Next sew each of the pieces of the rectangle back together, making sure to line up the edges as shown above, and press the seams to the side.  Repeat for the second rectangle.  You should now have 2 rectangles each with 5 strips in them.  Yay!

Cut each rectangle from corner to corner to give 4 triangles.  Again, a little thought is needed to make sure you cut in the right direction.  You can see above that in the block, the leaf skeleton “arms” always point upwards.  You’ll want to make sure that you cut from the corners that will result in that.  Also, you can see that the direction we cut when we inserted our strips has resulted in the green fabric being on the right of the block and the orange on the left.  Just be sure to refer to the pictures before making any cuts.  The worst that can happen is that your leaf limbs will point downwards rather than up, and who knows, maybe you’ll like that!

Sew a plain triangle to the cut side of your striped triangle and press to the side.  Repeat for the other 3 striped triangles.

Use your ruler to straighten the other side of the block, taking care not to cut too much away.  Take your remaining long strip and sew it to the long edge, allowing a little overhang at the top and bottom.  Now sew the other side of the leaf to the strip.  Despite the amount of fabric build up in the central section of the block, I pressed my seam to the side and had no problems.  Do what works for you.

You now have a completed leaf skeleton block!  All that’s left to do is to square it up.  Due to the improvisational nature of the block the finished size will depended on a few things, most notably the amount you trimmed from the side before inserting you leaf’s spine.  You may notice that you fabric has distorted somewhat, due to all the bias edges.  Panic not!  This is a fun block and shouldn’t course stress.  Just trim all your blocks down to the size of your smallest one.  I found that I could trim mine to 6″ X 10.5″ for a block that finishes at 5.5″ x 10″.

And there you have it, a leaf skeleton block all ready for your own leaf skeleton quilt.  These really do look good en mass, and I’d love to see them mixed in with some other leafy block for a real forest feel.  I’d love to see your versions of the blocks, so feel free to add any links to your work in the comment section below.  If you’re on Instagram, feel free to tag me or use the hashtag #leavesfromtheattic so I can check out what you’ve been up to.  This is my first ever tutorial, so please be gentle with me!  If you have any questions or there’s something you don’t understand, please leave a comment below and and I’ll get back to you.

I’d like to say a huge thank you to Oakshott for giving me these goodies to play with, and to Lynne of Lily’s Quilts for organising the blog hop.  Make sure you check out all the other great stuff that my extremely talented peers have come up with by visiting all the other stops of the hop.

Thanks for visiting!

21st October – Sonia Spence – www.fabricandflowers.blogspot.co.uk

22nd October – Rossie Hutchinson – www.r0ssie.blogspot.com

24th October – Mary Menzer – www.fairlymerry.blogspot.com
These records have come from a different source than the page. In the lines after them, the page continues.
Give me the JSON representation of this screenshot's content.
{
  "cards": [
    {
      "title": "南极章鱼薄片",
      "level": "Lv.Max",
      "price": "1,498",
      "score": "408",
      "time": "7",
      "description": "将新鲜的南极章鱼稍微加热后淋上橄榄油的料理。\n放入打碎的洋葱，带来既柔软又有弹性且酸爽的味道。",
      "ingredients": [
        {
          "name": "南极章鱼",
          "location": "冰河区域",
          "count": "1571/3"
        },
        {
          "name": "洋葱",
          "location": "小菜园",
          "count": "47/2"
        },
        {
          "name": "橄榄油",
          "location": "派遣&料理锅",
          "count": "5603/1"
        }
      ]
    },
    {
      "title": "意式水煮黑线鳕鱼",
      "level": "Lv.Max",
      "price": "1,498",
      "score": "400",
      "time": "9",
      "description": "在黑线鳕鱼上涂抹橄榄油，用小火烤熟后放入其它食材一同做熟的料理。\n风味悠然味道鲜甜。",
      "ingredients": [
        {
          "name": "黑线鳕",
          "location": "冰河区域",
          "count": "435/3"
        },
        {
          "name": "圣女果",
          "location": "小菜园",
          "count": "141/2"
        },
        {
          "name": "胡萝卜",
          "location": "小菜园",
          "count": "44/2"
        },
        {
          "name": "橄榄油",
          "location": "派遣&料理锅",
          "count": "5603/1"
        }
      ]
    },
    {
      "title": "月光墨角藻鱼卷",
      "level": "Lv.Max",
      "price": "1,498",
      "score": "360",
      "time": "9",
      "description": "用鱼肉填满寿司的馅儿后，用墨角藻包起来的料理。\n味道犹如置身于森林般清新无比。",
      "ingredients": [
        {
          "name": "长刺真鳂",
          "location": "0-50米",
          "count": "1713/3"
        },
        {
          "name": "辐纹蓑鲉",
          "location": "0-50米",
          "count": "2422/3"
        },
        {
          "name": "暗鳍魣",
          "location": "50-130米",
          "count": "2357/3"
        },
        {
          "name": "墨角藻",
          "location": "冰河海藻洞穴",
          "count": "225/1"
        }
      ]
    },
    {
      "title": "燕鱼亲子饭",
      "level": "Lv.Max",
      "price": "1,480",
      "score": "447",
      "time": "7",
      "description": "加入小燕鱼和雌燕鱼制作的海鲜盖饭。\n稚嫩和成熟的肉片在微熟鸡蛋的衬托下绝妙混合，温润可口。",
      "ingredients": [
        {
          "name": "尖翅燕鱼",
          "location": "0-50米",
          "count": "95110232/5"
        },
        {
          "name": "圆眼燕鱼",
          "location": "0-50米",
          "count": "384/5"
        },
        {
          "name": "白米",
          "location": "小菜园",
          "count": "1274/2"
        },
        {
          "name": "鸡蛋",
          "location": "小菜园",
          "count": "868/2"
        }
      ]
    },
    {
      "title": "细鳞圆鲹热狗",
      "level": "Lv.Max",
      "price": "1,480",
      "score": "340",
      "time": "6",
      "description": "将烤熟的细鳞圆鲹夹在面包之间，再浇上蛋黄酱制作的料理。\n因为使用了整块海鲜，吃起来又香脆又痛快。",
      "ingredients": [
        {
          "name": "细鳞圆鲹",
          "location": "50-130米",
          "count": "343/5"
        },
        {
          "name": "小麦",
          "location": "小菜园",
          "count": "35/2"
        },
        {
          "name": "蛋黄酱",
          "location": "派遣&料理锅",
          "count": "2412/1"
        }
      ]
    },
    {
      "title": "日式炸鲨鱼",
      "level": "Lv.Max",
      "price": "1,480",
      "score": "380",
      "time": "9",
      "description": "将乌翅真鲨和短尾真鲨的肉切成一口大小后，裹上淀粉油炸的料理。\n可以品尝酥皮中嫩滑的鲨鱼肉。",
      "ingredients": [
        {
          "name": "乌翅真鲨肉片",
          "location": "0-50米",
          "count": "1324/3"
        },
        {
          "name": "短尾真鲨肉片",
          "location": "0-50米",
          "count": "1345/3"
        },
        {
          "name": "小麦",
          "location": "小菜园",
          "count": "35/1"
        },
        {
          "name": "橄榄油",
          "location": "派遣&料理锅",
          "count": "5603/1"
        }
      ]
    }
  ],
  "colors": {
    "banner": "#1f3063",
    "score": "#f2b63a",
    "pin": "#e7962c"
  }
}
28th October – Alison Dutton – www.alison-sews.blogspot.co.uk

30th October – Kati Spencer – www.fromthebluechair.com

31st October – Wynn Tan – www.zakkaArt.typepad.com

STASHING #25

Just a quick one today fabric lovers as I’m in an out of the attic trying to catch up on my bee blocks.  I hate being behind and so I’m taking advantage of the relative  cool to sew sew sew!  Charlotte Church is across the road, jamming out at a sing-song at a local coffee shop.

So, this morning I popped to Ikea to pick up some of this…

Three meters of the Ludovicka print.  This is going to make the perfect backing for a little project I have in the pipeline.  I’m still working out the details so I can’t share too much more with you, but watch this space, as I’m a sucker for a sneak peek!  I love using Ikea prints for backing.  They mostly come in at 60″ wide, so great for larger quilts without the need to join pieces.

That’s it!  A little more reserved than last weeks splurge!  Head over to Molli’s to see all the other fun stuff.